:: Dataset items ::
- - - - - - -

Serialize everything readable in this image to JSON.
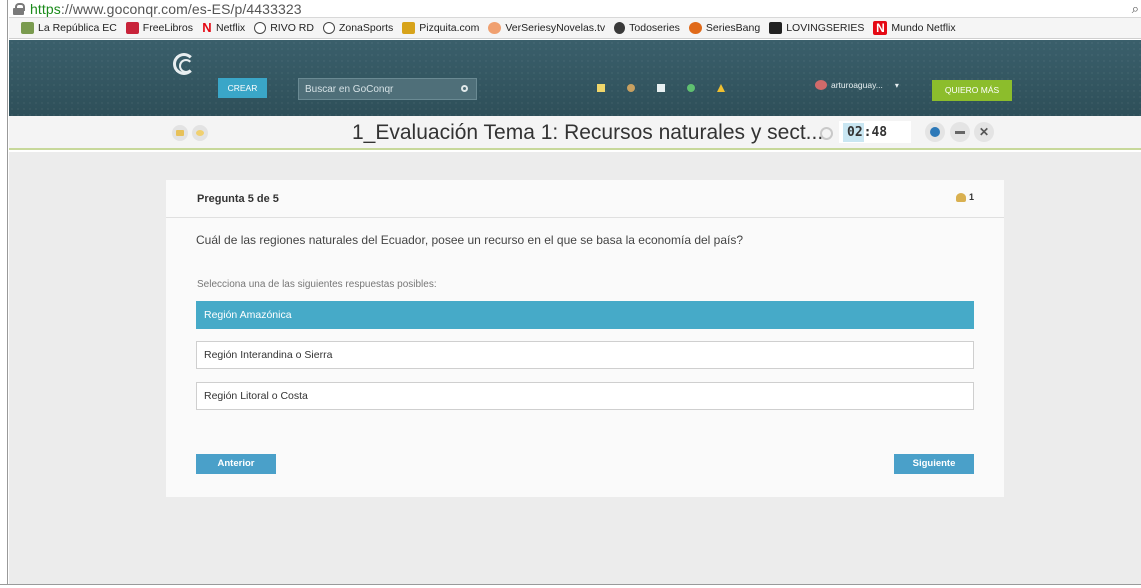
{
  "browser": {
    "url_scheme": "https",
    "url_rest": "://www.goconqr.com/es-ES/p/4433323"
  },
  "bookmarks": [
    {
      "label": "La República EC",
      "icon": "flag-icon"
    },
    {
      "label": "FreeLibros",
      "icon": "book-icon"
    },
    {
      "label": "Netflix",
      "icon": "netflix-icon"
    },
    {
      "label": "RIVO RD",
      "icon": "ball-icon"
    },
    {
      "label": "ZonaSports",
      "icon": "ball-icon"
    },
    {
      "label": "Pizquita.com",
      "icon": "pizza-icon"
    },
    {
      "label": "VerSeriesyNovelas.tv",
      "icon": "vs-icon"
    },
    {
      "label": "Todoseries",
      "icon": "todoseries-icon"
    },
    {
      "label": "SeriesBang",
      "icon": "seriesbang-icon"
    },
    {
      "label": "LOVINGSERIES",
      "icon": "lovingseries-icon"
    },
    {
      "label": "Mundo Netflix",
      "icon": "netflix-icon"
    }
  ],
  "header": {
    "create_label": "CREAR",
    "search_placeholder": "Buscar en GoConqr",
    "username": "arturoaguay...",
    "upgrade_label": "QUIERO MÁS"
  },
  "quiz": {
    "title": "1_Evaluación Tema 1: Recursos naturales y sect...",
    "timer_min": "02",
    "timer_sec": ":48",
    "question_counter": "Pregunta 5 de 5",
    "participants": "1",
    "question": "Cuál de las regiones naturales del Ecuador, posee un recurso en el que se basa la economía del país?",
    "hint": "Selecciona una de las siguientes respuestas posibles:",
    "options": [
      "Región Amazónica",
      "Región Interandina o Sierra",
      "Región Litoral o Costa"
    ],
    "selected_option": 0,
    "prev_label": "Anterior",
    "next_label": "Siguiente"
  },
  "colors": {
    "header_bg": "#2e4f59",
    "accent_blue": "#46aac8",
    "accent_green": "#8cbd2c"
  }
}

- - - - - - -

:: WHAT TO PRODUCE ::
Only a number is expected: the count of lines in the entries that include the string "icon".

:: SOLUTION FOR THIS EXERCISE ::
11